- _EXERCISE BRIEF_
Drop every image, then reproduce the data exactly as given.

- _RECORD EXTRACTS_
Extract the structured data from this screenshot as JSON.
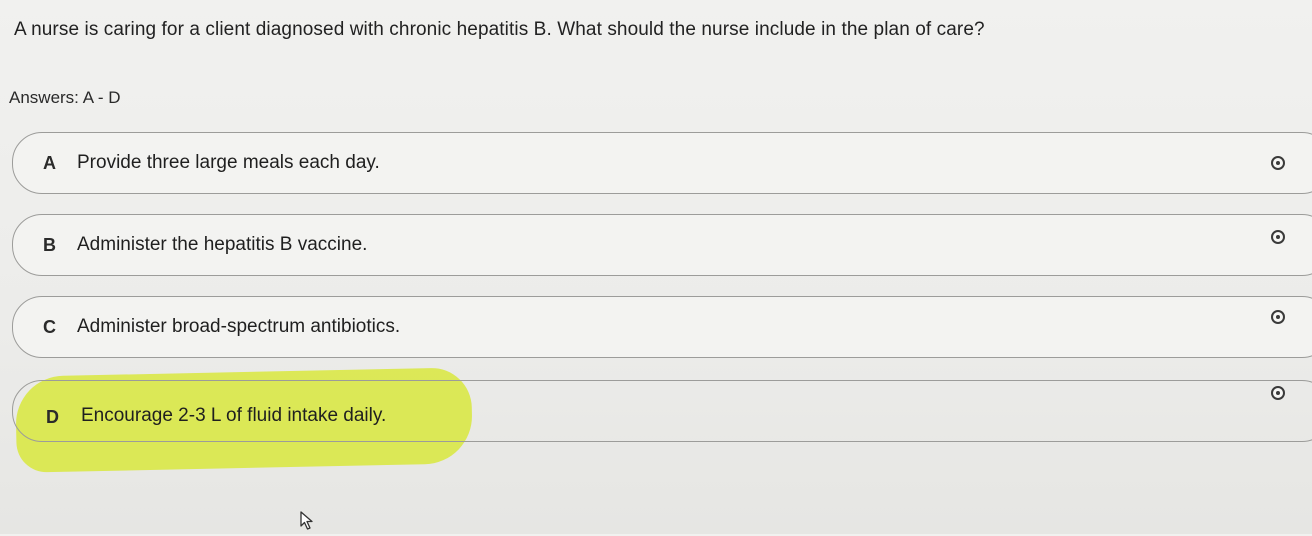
{
  "question": "A nurse is caring for a client diagnosed with chronic hepatitis B. What should the nurse include in the plan of care?",
  "answers_line": "Answers: A - D",
  "options": [
    {
      "letter": "A",
      "text": "Provide three large meals each day."
    },
    {
      "letter": "B",
      "text": "Administer the hepatitis B vaccine."
    },
    {
      "letter": "C",
      "text": "Administer broad-spectrum antibiotics."
    },
    {
      "letter": "D",
      "text": "Encourage 2-3 L of fluid intake daily."
    }
  ],
  "highlight_color": "#d6e81e",
  "icons": {
    "radio": "radio-button-icon",
    "cursor": "mouse-pointer-icon"
  }
}
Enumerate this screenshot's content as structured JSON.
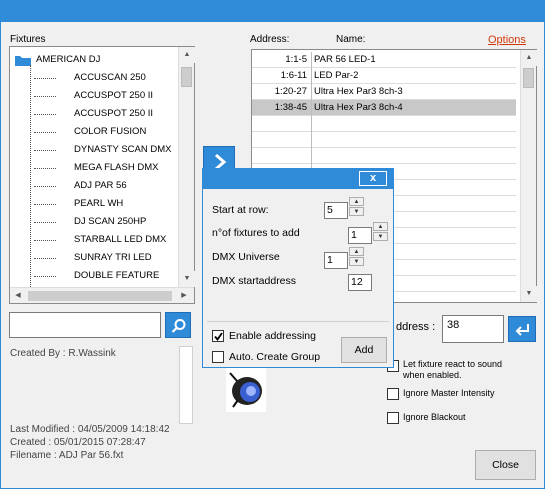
{
  "fixtures": {
    "label": "Fixtures",
    "root": "AMERICAN DJ",
    "items": [
      "ACCUSCAN 250",
      "ACCUSPOT 250 II",
      "ACCUSPOT 250 II",
      "COLOR FUSION",
      "DYNASTY SCAN DMX",
      "MEGA FLASH DMX",
      "ADJ PAR 56",
      "PEARL WH",
      "DJ SCAN 250HP",
      "STARBALL LED DMX",
      "SUNRAY TRI LED",
      "DOUBLE FEATURE"
    ]
  },
  "patch": {
    "address_header": "Address:",
    "name_header": "Name:",
    "options_link": "Options",
    "rows": [
      {
        "address": "1:1-5",
        "name": "PAR 56 LED-1"
      },
      {
        "address": "1:6-11",
        "name": "LED Par-2"
      },
      {
        "address": "1:20-27",
        "name": "Ultra Hex Par3  8ch-3"
      },
      {
        "address": "1:38-45",
        "name": "Ultra Hex Par3  8ch-4"
      }
    ],
    "selected_index": 3
  },
  "search": {
    "value": ""
  },
  "info": {
    "created_by": "Created By : R.Wassink",
    "last_modified": "Last Modified : 04/05/2009 14:18:42",
    "created": "Created : 05/01/2015 07:28:47",
    "filename": "Filename : ADJ Par 56.fxt"
  },
  "address_entry": {
    "label": "ddress :",
    "value": "38"
  },
  "options": {
    "react_sound": "Let fixture react to sound when enabled.",
    "ignore_master": "Ignore Master Intensity",
    "ignore_blackout": "Ignore Blackout"
  },
  "close_button": "Close",
  "dialog": {
    "close_glyph": "x",
    "start_row_label": "Start at row:",
    "start_row_value": "5",
    "num_fixtures_label": "n°of fixtures to add",
    "num_fixtures_value": "1",
    "dmx_universe_label": "DMX Universe",
    "dmx_universe_value": "1",
    "dmx_start_label": "DMX startaddress",
    "dmx_start_value": "12",
    "enable_addressing": "Enable addressing",
    "enable_addressing_checked": true,
    "auto_group": "Auto. Create Group",
    "auto_group_checked": false,
    "add_button": "Add"
  },
  "colors": {
    "accent": "#2f8bd8",
    "link": "#d03a0a",
    "selection": "#c8c8c8"
  }
}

- _REPLY TO THE TASK_
Extract the structured data from this screenshot as JSON.
{
  "question": "A nurse is caring for a client diagnosed with chronic hepatitis B. What should the nurse include in the plan of care?",
  "answers_line": "Answers: A - D",
  "options": [
    {
      "letter": "A",
      "text": "Provide three large meals each day."
    },
    {
      "letter": "B",
      "text": "Administer the hepatitis B vaccine."
    },
    {
      "letter": "C",
      "text": "Administer broad-spectrum antibiotics."
    },
    {
      "letter": "D",
      "text": "Encourage 2-3 L of fluid intake daily."
    }
  ],
  "highlight_color": "#d6e81e",
  "icons": {
    "radio": "radio-button-icon",
    "cursor": "mouse-pointer-icon"
  }
}
Enumerate this screenshot's content as structured JSON.
{
  "fixtures": {
    "label": "Fixtures",
    "root": "AMERICAN DJ",
    "items": [
      "ACCUSCAN 250",
      "ACCUSPOT 250 II",
      "ACCUSPOT 250 II",
      "COLOR FUSION",
      "DYNASTY SCAN DMX",
      "MEGA FLASH DMX",
      "ADJ PAR 56",
      "PEARL WH",
      "DJ SCAN 250HP",
      "STARBALL LED DMX",
      "SUNRAY TRI LED",
      "DOUBLE FEATURE"
    ]
  },
  "patch": {
    "address_header": "Address:",
    "name_header": "Name:",
    "options_link": "Options",
    "rows": [
      {
        "address": "1:1-5",
        "name": "PAR 56 LED-1"
      },
      {
        "address": "1:6-11",
        "name": "LED Par-2"
      },
      {
        "address": "1:20-27",
        "name": "Ultra Hex Par3  8ch-3"
      },
      {
        "address": "1:38-45",
        "name": "Ultra Hex Par3  8ch-4"
      }
    ],
    "selected_index": 3
  },
  "search": {
    "value": ""
  },
  "info": {
    "created_by": "Created By : R.Wassink",
    "last_modified": "Last Modified : 04/05/2009 14:18:42",
    "created": "Created : 05/01/2015 07:28:47",
    "filename": "Filename : ADJ Par 56.fxt"
  },
  "address_entry": {
    "label": "ddress :",
    "value": "38"
  },
  "options": {
    "react_sound": "Let fixture react to sound when enabled.",
    "ignore_master": "Ignore Master Intensity",
    "ignore_blackout": "Ignore Blackout"
  },
  "close_button": "Close",
  "dialog": {
    "close_glyph": "x",
    "start_row_label": "Start at row:",
    "start_row_value": "5",
    "num_fixtures_label": "n°of fixtures to add",
    "num_fixtures_value": "1",
    "dmx_universe_label": "DMX Universe",
    "dmx_universe_value": "1",
    "dmx_start_label": "DMX startaddress",
    "dmx_start_value": "12",
    "enable_addressing": "Enable addressing",
    "enable_addressing_checked": true,
    "auto_group": "Auto. Create Group",
    "auto_group_checked": false,
    "add_button": "Add"
  },
  "colors": {
    "accent": "#2f8bd8",
    "link": "#d03a0a",
    "selection": "#c8c8c8"
  }
}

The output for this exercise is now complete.